Myself. Well now, that’s a bit tougher to describe, cause it rather resembles the glue that holds everything else together. That last list of items that are looked after for my husband (and also our four children), that’s my job. Responding to tech support calls for their life routine from the lot of them, at any hour on any day, also my job. Ensuring that everyone is on their schedule (some days demanding much greater effort than others), another line in my job description. Volunteering at my kid’s school, that’s me too. And time with the kids, yes I get loads and am grateful to have it, but too many sweets will lead anyone to a sugar crash.
Do you see the pattern? My “work week” is curiously absent of self-betterment and skill developing challenges. A bit too heavy on the laundry and dishes side to be considered Dharma-infused.
Now please don’t get me wrong, a great part of my fulfillment is to see my family happy. I wouldn’t have embraced this “job” if that weren’t a significant piece for me. I cherish being my kid’s mother and my husband’s wife. Best gig I ever had!
I love it in the same way that my husband loves being a Dad and husband. And in the same way our kids love us as parents. And how we all love being a family together.
We aren’t talking about love.
We are talking about SELF fulfillment. Dharma. Purpose. Passion. Whichever term you relate best to. I am referring to the quality of tasks you busy yourself with each day that all mesh together at the end to become your life.
Now I have to tread lightly here, because all of those terms I just mentioned, they are not anyone’s responsibility but my own. It is not my husband’ job, or my kid’s job, or anyone else’s job to ensure my SELF is happy. That is also my job.
And I certainly don’t expect every day to be consciousness-expanding enlightenment, but there is a New Balance in order.
The epiphany that led to this post, is that is important to pay attention to more than just division of work. Running down a To-Do list is easy.
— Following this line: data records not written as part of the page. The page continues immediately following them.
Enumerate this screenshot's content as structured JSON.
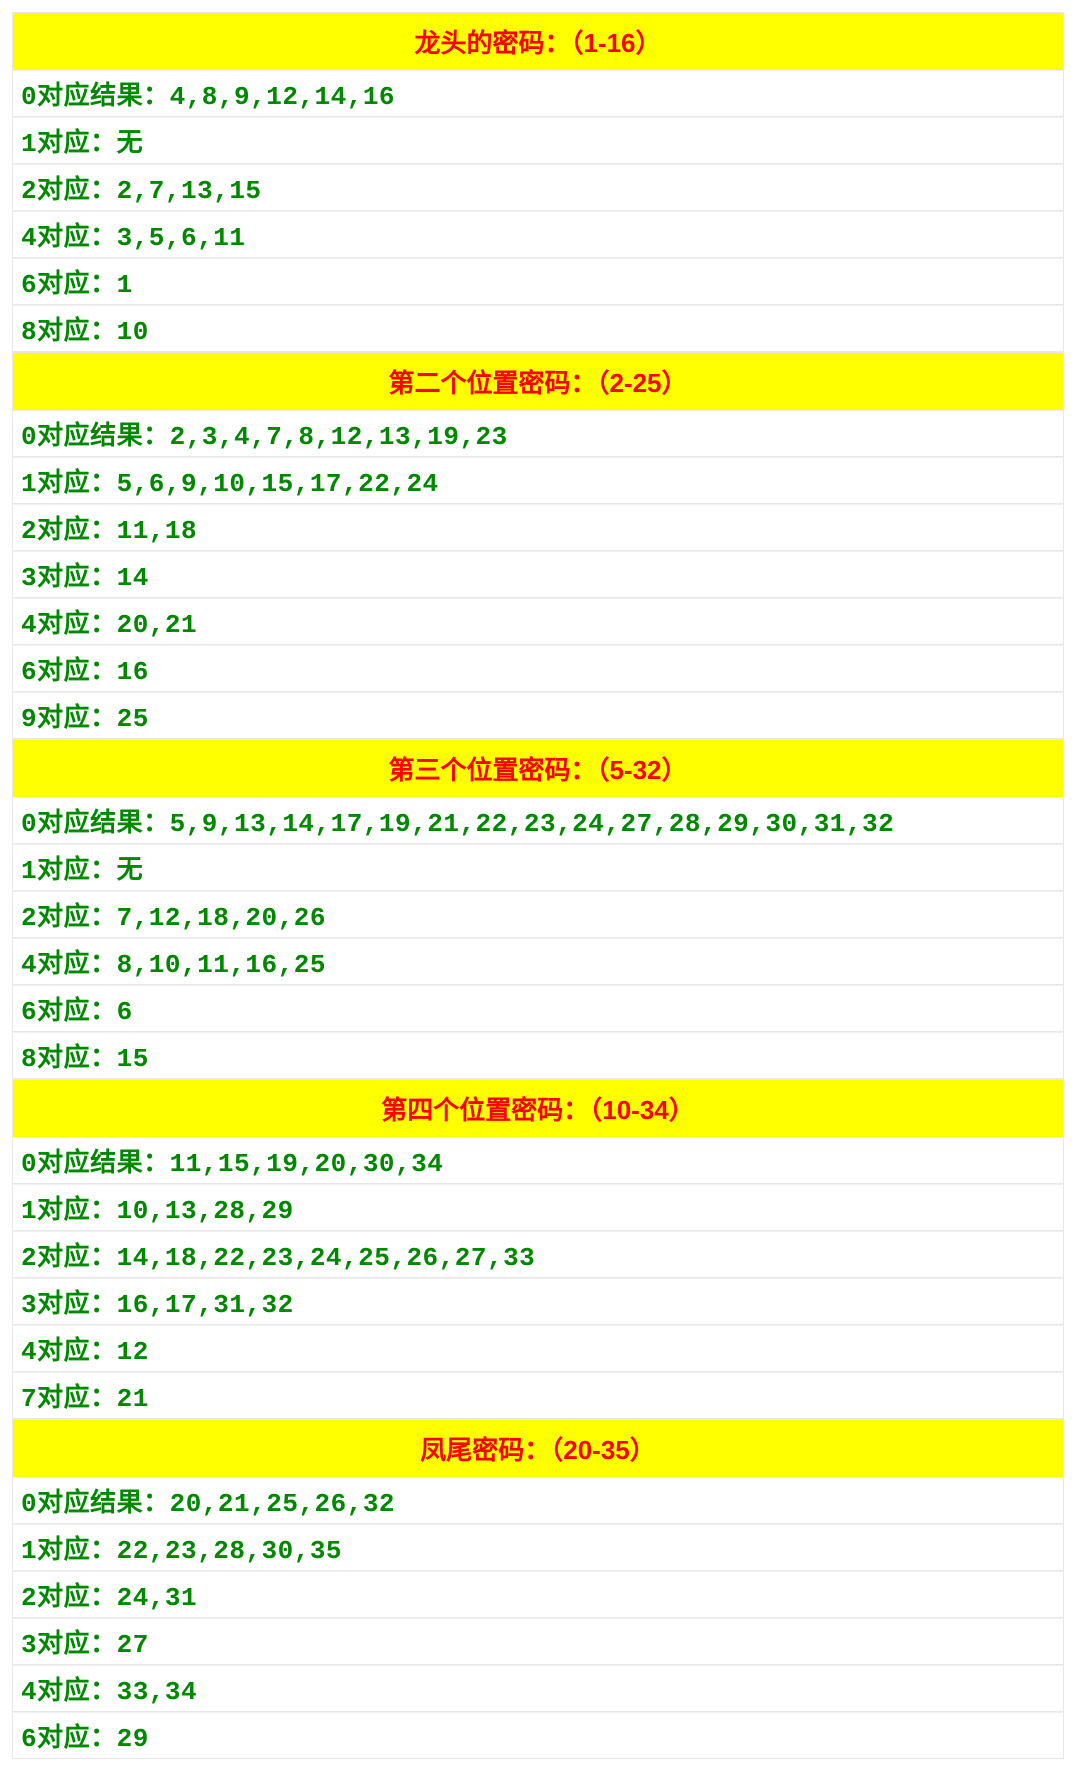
{
  "sections": [
    {
      "title": "龙头的密码：（1-16）",
      "rows": [
        "0对应结果：4,8,9,12,14,16",
        "1对应：无",
        "2对应：2,7,13,15",
        "4对应：3,5,6,11",
        "6对应：1",
        "8对应：10"
      ]
    },
    {
      "title": "第二个位置密码：（2-25）",
      "rows": [
        "0对应结果：2,3,4,7,8,12,13,19,23",
        "1对应：5,6,9,10,15,17,22,24",
        "2对应：11,18",
        "3对应：14",
        "4对应：20,21",
        "6对应：16",
        "9对应：25"
      ]
    },
    {
      "title": "第三个位置密码：（5-32）",
      "rows": [
        "0对应结果：5,9,13,14,17,19,21,22,23,24,27,28,29,30,31,32",
        "1对应：无",
        "2对应：7,12,18,20,26",
        "4对应：8,10,11,16,25",
        "6对应：6",
        "8对应：15"
      ]
    },
    {
      "title": "第四个位置密码：（10-34）",
      "rows": [
        "0对应结果：11,15,19,20,30,34",
        "1对应：10,13,28,29",
        "2对应：14,18,22,23,24,25,26,27,33",
        "3对应：16,17,31,32",
        "4对应：12",
        "7对应：21"
      ]
    },
    {
      "title": "凤尾密码：（20-35）",
      "rows": [
        "0对应结果：20,21,25,26,32",
        "1对应：22,23,28,30,35",
        "2对应：24,31",
        "3对应：27",
        "4对应：33,34",
        "6对应：29"
      ]
    }
  ]
}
The quality and context of those line items however, must always provide room for SELF. If it doesn’t, the train switches tracks very quickly from feeling “of service”, to feeling resentment. That is no good for anyone. I once read that in many cases the Mom is the barometer for the rest of the family. The metaphor runs along the same lines of the popular expression: Happy Wife, Happy Life. The idea being: If Mom is off kilter, that energy transfers to everyone else. I feel that goes for both sides of the equation: husband AND wife.
So my lesson learned today, I’m setting some goals. Each week, I intend to walk a few steps in line with my life purpose, and the highest good.
Not indulgence. Not, “I’m going to eat that second brownie cause I deserve it” kind of stuff. More like, committing to an hour of “study time” reading a book that will teach me something I want to learn, with the same unwavering devotion I give my family. Cause they weigh the same. That is the New Balance.
It’s a bit late for resolutions, but that is mine.